Courtesy: Jagpal Singh Tiwana.

The Hindustan Times, Nov. 21, 2005

Photo: Jaswant Singh Khalra

The conviction of six policemen in the 'disappearance' and murder of Punjab human rights activist Jaswant Singh Khalra brings to a satisfactory end a trial with huge implications for civil liberties in the country. Over the years, a disturbing pattern of impunity seems to have become characteristic of security forces battling separatists and insurgents. Instead of sticking to the letter and spirit of the already draconian powers at their command, they began to terrorise the very people they were meant to deliver from terrorists. State authorities who appear to have never heard the advice that insurgencies could only be defeated by winning hearts and minds of the people almost completely abdicated their responsibility to bring the perpetrators of these atrocities to justice.

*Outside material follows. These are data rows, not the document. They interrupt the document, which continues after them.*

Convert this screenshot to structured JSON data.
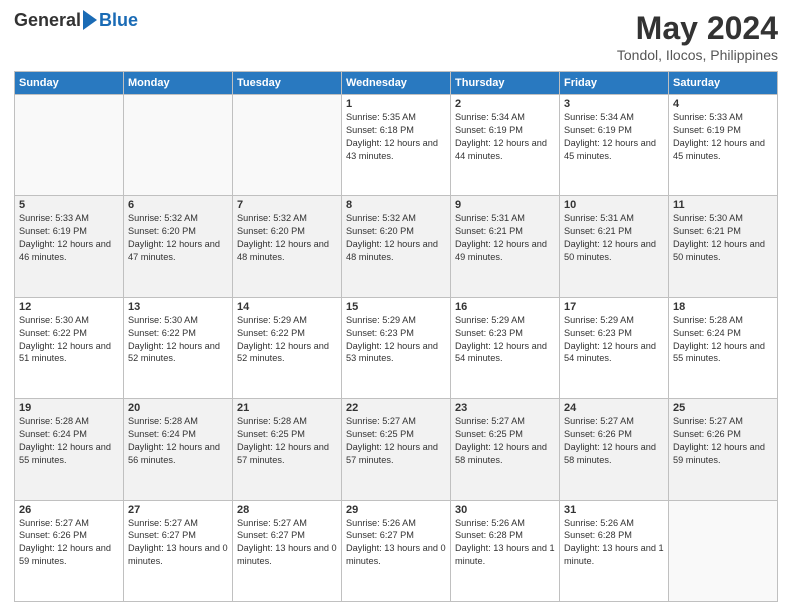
{
  "logo": {
    "general": "General",
    "blue": "Blue"
  },
  "title": "May 2024",
  "subtitle": "Tondol, Ilocos, Philippines",
  "weekdays": [
    "Sunday",
    "Monday",
    "Tuesday",
    "Wednesday",
    "Thursday",
    "Friday",
    "Saturday"
  ],
  "weeks": [
    [
      {
        "day": "",
        "info": ""
      },
      {
        "day": "",
        "info": ""
      },
      {
        "day": "",
        "info": ""
      },
      {
        "day": "1",
        "info": "Sunrise: 5:35 AM\nSunset: 6:18 PM\nDaylight: 12 hours\nand 43 minutes."
      },
      {
        "day": "2",
        "info": "Sunrise: 5:34 AM\nSunset: 6:19 PM\nDaylight: 12 hours\nand 44 minutes."
      },
      {
        "day": "3",
        "info": "Sunrise: 5:34 AM\nSunset: 6:19 PM\nDaylight: 12 hours\nand 45 minutes."
      },
      {
        "day": "4",
        "info": "Sunrise: 5:33 AM\nSunset: 6:19 PM\nDaylight: 12 hours\nand 45 minutes."
      }
    ],
    [
      {
        "day": "5",
        "info": "Sunrise: 5:33 AM\nSunset: 6:19 PM\nDaylight: 12 hours\nand 46 minutes."
      },
      {
        "day": "6",
        "info": "Sunrise: 5:32 AM\nSunset: 6:20 PM\nDaylight: 12 hours\nand 47 minutes."
      },
      {
        "day": "7",
        "info": "Sunrise: 5:32 AM\nSunset: 6:20 PM\nDaylight: 12 hours\nand 48 minutes."
      },
      {
        "day": "8",
        "info": "Sunrise: 5:32 AM\nSunset: 6:20 PM\nDaylight: 12 hours\nand 48 minutes."
      },
      {
        "day": "9",
        "info": "Sunrise: 5:31 AM\nSunset: 6:21 PM\nDaylight: 12 hours\nand 49 minutes."
      },
      {
        "day": "10",
        "info": "Sunrise: 5:31 AM\nSunset: 6:21 PM\nDaylight: 12 hours\nand 50 minutes."
      },
      {
        "day": "11",
        "info": "Sunrise: 5:30 AM\nSunset: 6:21 PM\nDaylight: 12 hours\nand 50 minutes."
      }
    ],
    [
      {
        "day": "12",
        "info": "Sunrise: 5:30 AM\nSunset: 6:22 PM\nDaylight: 12 hours\nand 51 minutes."
      },
      {
        "day": "13",
        "info": "Sunrise: 5:30 AM\nSunset: 6:22 PM\nDaylight: 12 hours\nand 52 minutes."
      },
      {
        "day": "14",
        "info": "Sunrise: 5:29 AM\nSunset: 6:22 PM\nDaylight: 12 hours\nand 52 minutes."
      },
      {
        "day": "15",
        "info": "Sunrise: 5:29 AM\nSunset: 6:23 PM\nDaylight: 12 hours\nand 53 minutes."
      },
      {
        "day": "16",
        "info": "Sunrise: 5:29 AM\nSunset: 6:23 PM\nDaylight: 12 hours\nand 54 minutes."
      },
      {
        "day": "17",
        "info": "Sunrise: 5:29 AM\nSunset: 6:23 PM\nDaylight: 12 hours\nand 54 minutes."
      },
      {
        "day": "18",
        "info": "Sunrise: 5:28 AM\nSunset: 6:24 PM\nDaylight: 12 hours\nand 55 minutes."
      }
    ],
    [
      {
        "day": "19",
        "info": "Sunrise: 5:28 AM\nSunset: 6:24 PM\nDaylight: 12 hours\nand 55 minutes."
      },
      {
        "day": "20",
        "info": "Sunrise: 5:28 AM\nSunset: 6:24 PM\nDaylight: 12 hours\nand 56 minutes."
      },
      {
        "day": "21",
        "info": "Sunrise: 5:28 AM\nSunset: 6:25 PM\nDaylight: 12 hours\nand 57 minutes."
      },
      {
        "day": "22",
        "info": "Sunrise: 5:27 AM\nSunset: 6:25 PM\nDaylight: 12 hours\nand 57 minutes."
      },
      {
        "day": "23",
        "info": "Sunrise: 5:27 AM\nSunset: 6:25 PM\nDaylight: 12 hours\nand 58 minutes."
      },
      {
        "day": "24",
        "info": "Sunrise: 5:27 AM\nSunset: 6:26 PM\nDaylight: 12 hours\nand 58 minutes."
      },
      {
        "day": "25",
        "info": "Sunrise: 5:27 AM\nSunset: 6:26 PM\nDaylight: 12 hours\nand 59 minutes."
      }
    ],
    [
      {
        "day": "26",
        "info": "Sunrise: 5:27 AM\nSunset: 6:26 PM\nDaylight: 12 hours\nand 59 minutes."
      },
      {
        "day": "27",
        "info": "Sunrise: 5:27 AM\nSunset: 6:27 PM\nDaylight: 13 hours\nand 0 minutes."
      },
      {
        "day": "28",
        "info": "Sunrise: 5:27 AM\nSunset: 6:27 PM\nDaylight: 13 hours\nand 0 minutes."
      },
      {
        "day": "29",
        "info": "Sunrise: 5:26 AM\nSunset: 6:27 PM\nDaylight: 13 hours\nand 0 minutes."
      },
      {
        "day": "30",
        "info": "Sunrise: 5:26 AM\nSunset: 6:28 PM\nDaylight: 13 hours\nand 1 minute."
      },
      {
        "day": "31",
        "info": "Sunrise: 5:26 AM\nSunset: 6:28 PM\nDaylight: 13 hours\nand 1 minute."
      },
      {
        "day": "",
        "info": ""
      }
    ]
  ]
}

While Khalra, the then general secretary of the human rights wing of the Akali Dal, met the same fate as those for whom he sought justice in the Supreme Court. The present trial, lasting nearly a decade, has also demonstrated how difficult, and dangerous, it can be to confront and question repression enacted by the state machinery. The intimidation of, and threats to Paramjit Kaur, Khalra's wife, and her lawyers, even in front of the magistrate, false cases lodged against witnesses and their arrest by the Punjab police, undue postponements of the trial etc. are a badge of shame that the Punjab police must wear until they rid themselves of elements who hide behind a uniform to murder and torture people in the name of security.

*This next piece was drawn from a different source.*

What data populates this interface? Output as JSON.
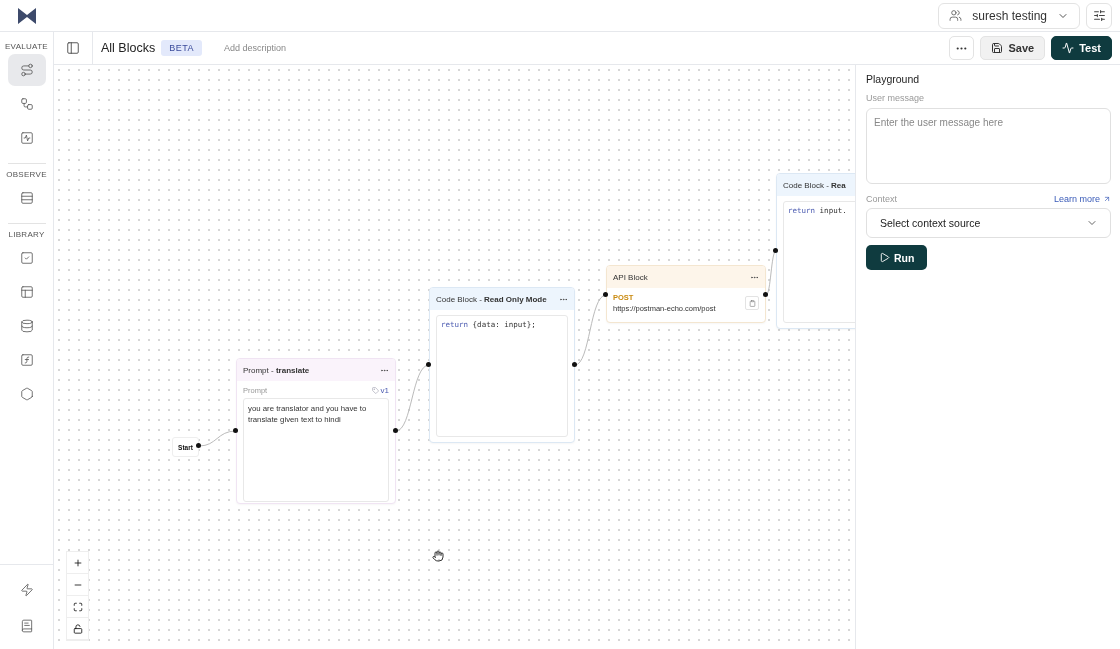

It is the duty of the state to provide the security forces with all judicial powers and legal protection they need to combat terrorism and insurgencies. But once they have these powers, the security forces must be held narrowly accountable to uphold the letter and spirit of the law. Any official who does not do so must be ruthlessly punished. In this sense, the Khalra judgment must be seen as a beginning, not the end.